There are two important cases in the U.S. Supreme Court with major implications for our First Amendment rights of free speech and the free exercise of religion.
One involves a Christian florist in the state of Washington who would not design a floral arrangement to celebrate the wedding of a homosexual couple. On Tuesday the Supreme Court began hearing a case involving a Christian baker from Colorado asked to design a specialty cake celebrating the wedding of a gay couple with messages he said violated his religious beliefs.
In both cases the shop owner did not refuse to serve these couples in other situations and offered to sell them wedding products without anything endorsing same-sex marriage. This did not stop local state courts from levying heavy fines against the shop owners for sexual discrimination.
During his campaign for president in 2008, in an interview at Saddleback Church in California, Barack Obama stated, "I believe that marriage is the union between a man and a woman. Now, for me, for me as a Christian, it is also a sacred union. God's in the mix."
Since then, he has stated his beliefs have evolved. His aide, David Axelrod, said he lied.
In either case, these two shop owners, as well as many Christians, still believe, as President Obama stated, "that marriage is the union between a man and a woman ... as a Christian, it is also a sacred union. God's in the mix." This belief guides their actions and their decisions.
As Americans, we have a long history of accommodating religious beliefs even when they are out of step with the beliefs of the majority. After much persecution, the courts finally ruled that because of their religious beliefs Jehovah's Witnesses did not have to pledge allegiance to the flag even when required to do so in schools and in public places.
We have permitted conscientious objectors who, for religious reasons, refuse service in the armed forces, even when others are called on to serve our country in time of war. There are many other cases where the religious rights of the minority were protected even when it violated laws intended for the majority.
The LBGT movement rivals the NRA in its zeal to enforce its agenda on others. These business owners are being persecuted not because of discrimination but because their beliefs are the same as President Obama's 2008 statement that "marriage is the union between a man and a woman."
Even the ACLU, which has previously supported the free-speech rights of groups such as the American Nazi Party and the Ku Klux Klan, is supporting the government in denying these Christians their civil liberties of free speech and the free exercise of religion as guaranteed by the First Amendment.
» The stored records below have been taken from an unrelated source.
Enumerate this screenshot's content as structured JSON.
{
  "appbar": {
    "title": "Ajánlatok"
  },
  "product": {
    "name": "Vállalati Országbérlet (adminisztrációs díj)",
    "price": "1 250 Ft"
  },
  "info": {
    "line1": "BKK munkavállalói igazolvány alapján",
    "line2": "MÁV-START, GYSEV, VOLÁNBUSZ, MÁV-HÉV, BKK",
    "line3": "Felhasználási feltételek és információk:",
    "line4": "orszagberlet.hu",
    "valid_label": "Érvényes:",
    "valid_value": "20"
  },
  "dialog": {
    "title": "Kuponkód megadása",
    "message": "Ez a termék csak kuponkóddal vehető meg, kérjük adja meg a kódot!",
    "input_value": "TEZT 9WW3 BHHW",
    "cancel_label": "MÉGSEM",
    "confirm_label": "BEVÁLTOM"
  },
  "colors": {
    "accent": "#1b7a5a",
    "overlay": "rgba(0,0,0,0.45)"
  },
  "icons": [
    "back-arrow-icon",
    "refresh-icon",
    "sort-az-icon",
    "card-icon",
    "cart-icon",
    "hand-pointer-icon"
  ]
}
In the Old Testament book of Exodus, while Moses was on Mount Sinai receiving the Ten Commandments, the people pressured his brother Aaron to use his ability as a goldsmith to make an idol for them to worship. Aaron gave in to the pressure to go along with the crowd. Because of his actions, Aaron and those who worshiped this idol were not allowed to enter the promised land.
Because of their religious convictions, these two Christian business owners are being forced into a situation similar to Aaron's. Unlike Aaron, they have said they must obey God rather than men.
Whether you support same-sex marriage or oppose it, you should be alarmed by the way this case has been prosecuted. If the courts can persecute and bankrupt these people because of their beliefs, they can do it to anyone.
In our nation, if one person does not enjoy freedom of speech and religion, no one does.
Ron West, Ph.D., of Little Rock is a retired math professor and missionary who lived in Asia for 30 years.
Editorial on 12/08/2017
Print Headline: Rights at stake